From the records that follow, copy every line that contains the word "kort".

═══ Available data ═══

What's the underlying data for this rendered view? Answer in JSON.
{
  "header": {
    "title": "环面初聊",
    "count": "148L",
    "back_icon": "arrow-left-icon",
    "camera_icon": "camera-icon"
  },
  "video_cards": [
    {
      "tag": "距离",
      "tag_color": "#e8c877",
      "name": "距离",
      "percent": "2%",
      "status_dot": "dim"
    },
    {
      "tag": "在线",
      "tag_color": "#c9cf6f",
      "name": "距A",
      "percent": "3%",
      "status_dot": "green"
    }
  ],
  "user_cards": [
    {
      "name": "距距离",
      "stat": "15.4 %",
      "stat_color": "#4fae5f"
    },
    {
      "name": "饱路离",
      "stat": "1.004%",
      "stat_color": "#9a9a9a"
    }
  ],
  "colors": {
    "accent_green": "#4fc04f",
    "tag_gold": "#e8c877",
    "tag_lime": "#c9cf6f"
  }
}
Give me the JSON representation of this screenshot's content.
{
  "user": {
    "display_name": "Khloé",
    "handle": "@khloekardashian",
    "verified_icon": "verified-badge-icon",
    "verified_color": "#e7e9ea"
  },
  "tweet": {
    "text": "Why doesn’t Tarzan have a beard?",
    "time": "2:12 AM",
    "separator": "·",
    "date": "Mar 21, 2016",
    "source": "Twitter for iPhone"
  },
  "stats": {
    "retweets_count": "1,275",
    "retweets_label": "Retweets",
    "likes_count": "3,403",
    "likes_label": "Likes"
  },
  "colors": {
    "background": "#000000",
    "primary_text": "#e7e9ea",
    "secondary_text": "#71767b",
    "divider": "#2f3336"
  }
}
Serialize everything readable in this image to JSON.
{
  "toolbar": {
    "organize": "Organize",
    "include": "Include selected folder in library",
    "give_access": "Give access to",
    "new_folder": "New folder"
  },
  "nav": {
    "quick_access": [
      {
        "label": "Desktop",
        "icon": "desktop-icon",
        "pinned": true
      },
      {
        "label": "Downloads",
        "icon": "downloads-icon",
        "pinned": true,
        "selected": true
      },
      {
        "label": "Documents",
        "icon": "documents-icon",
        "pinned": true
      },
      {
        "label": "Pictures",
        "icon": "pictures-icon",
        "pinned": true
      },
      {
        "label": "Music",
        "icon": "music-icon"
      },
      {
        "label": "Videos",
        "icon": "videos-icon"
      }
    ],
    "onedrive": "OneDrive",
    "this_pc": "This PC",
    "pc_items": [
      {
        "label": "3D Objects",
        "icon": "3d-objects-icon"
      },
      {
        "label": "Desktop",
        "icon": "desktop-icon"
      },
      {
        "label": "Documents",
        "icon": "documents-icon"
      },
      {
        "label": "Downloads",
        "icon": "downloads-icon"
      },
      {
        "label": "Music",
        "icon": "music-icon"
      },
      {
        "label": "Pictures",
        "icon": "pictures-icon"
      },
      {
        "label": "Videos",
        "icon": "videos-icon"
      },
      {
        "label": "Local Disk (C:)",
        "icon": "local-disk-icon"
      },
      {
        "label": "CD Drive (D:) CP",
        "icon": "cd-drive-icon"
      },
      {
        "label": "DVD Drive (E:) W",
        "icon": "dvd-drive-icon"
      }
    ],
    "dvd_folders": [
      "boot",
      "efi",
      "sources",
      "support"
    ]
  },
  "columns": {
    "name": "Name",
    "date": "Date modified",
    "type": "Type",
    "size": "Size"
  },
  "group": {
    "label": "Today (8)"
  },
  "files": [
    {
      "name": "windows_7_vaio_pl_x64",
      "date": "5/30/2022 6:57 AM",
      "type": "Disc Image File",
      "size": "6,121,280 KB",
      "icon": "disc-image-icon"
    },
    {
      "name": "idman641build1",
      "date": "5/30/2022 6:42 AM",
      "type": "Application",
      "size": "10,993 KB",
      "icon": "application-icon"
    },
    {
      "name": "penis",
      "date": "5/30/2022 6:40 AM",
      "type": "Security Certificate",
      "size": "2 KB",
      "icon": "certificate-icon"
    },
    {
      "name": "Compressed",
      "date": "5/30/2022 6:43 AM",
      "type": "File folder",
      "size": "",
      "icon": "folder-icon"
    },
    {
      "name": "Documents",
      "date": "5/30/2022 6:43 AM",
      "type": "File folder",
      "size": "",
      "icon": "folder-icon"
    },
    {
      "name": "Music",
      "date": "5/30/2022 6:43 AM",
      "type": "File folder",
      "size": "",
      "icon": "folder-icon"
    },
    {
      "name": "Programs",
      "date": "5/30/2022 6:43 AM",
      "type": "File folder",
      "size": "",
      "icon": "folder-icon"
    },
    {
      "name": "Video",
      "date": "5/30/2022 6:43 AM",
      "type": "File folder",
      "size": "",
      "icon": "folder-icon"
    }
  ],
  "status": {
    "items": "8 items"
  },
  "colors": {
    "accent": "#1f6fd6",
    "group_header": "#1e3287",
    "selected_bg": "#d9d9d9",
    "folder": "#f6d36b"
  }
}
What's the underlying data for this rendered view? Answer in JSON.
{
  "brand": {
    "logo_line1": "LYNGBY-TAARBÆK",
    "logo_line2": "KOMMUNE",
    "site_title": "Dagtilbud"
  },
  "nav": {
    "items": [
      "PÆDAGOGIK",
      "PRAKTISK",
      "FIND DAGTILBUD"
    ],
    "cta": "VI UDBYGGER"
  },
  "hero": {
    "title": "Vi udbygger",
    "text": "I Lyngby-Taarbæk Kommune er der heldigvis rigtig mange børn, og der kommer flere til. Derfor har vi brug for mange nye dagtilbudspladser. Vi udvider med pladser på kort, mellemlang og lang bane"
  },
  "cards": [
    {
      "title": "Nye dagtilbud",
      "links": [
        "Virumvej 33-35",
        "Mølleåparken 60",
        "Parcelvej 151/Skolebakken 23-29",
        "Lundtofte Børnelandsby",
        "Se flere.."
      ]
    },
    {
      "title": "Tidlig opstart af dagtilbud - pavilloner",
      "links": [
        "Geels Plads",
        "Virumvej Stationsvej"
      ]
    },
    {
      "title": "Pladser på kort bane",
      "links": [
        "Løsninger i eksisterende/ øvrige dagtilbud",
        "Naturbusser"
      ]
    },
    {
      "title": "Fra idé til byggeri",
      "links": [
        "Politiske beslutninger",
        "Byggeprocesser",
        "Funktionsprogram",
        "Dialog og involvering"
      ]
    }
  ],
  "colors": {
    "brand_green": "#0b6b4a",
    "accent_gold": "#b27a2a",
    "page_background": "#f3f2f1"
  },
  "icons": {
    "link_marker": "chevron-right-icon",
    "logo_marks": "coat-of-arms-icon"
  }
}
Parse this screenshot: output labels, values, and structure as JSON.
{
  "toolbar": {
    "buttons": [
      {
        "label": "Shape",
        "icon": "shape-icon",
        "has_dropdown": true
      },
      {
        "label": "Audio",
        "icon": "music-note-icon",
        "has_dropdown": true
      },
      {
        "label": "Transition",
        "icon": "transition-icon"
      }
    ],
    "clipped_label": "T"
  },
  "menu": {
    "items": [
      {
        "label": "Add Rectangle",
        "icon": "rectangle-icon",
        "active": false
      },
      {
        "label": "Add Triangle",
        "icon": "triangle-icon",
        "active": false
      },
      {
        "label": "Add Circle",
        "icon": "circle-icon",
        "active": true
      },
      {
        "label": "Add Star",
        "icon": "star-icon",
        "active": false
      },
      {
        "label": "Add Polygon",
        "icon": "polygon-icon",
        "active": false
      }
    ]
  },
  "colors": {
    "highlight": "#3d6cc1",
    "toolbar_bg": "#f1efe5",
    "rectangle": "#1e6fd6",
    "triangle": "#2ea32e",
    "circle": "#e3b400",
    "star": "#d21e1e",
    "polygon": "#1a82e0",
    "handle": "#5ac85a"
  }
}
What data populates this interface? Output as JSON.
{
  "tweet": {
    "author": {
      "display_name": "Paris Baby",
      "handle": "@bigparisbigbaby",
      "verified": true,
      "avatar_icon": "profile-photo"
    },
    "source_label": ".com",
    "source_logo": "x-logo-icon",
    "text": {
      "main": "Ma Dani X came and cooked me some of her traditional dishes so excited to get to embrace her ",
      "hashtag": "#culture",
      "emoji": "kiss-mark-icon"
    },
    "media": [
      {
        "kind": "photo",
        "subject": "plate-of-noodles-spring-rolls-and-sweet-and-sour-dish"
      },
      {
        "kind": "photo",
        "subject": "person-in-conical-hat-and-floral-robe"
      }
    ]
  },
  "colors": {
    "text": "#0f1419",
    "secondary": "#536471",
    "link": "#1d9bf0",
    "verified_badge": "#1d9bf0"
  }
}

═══

» **Answer for this exercise**:
    "text": "I Lyngby-Taarbæk Kommune er der heldigvis rigtig mange børn, og der kommer flere til. Derfor har vi brug for mange nye dagtilbudspladser. Vi udvider med pladser på kort, mellemlang og lang bane"
      "title": "Pladser på kort bane",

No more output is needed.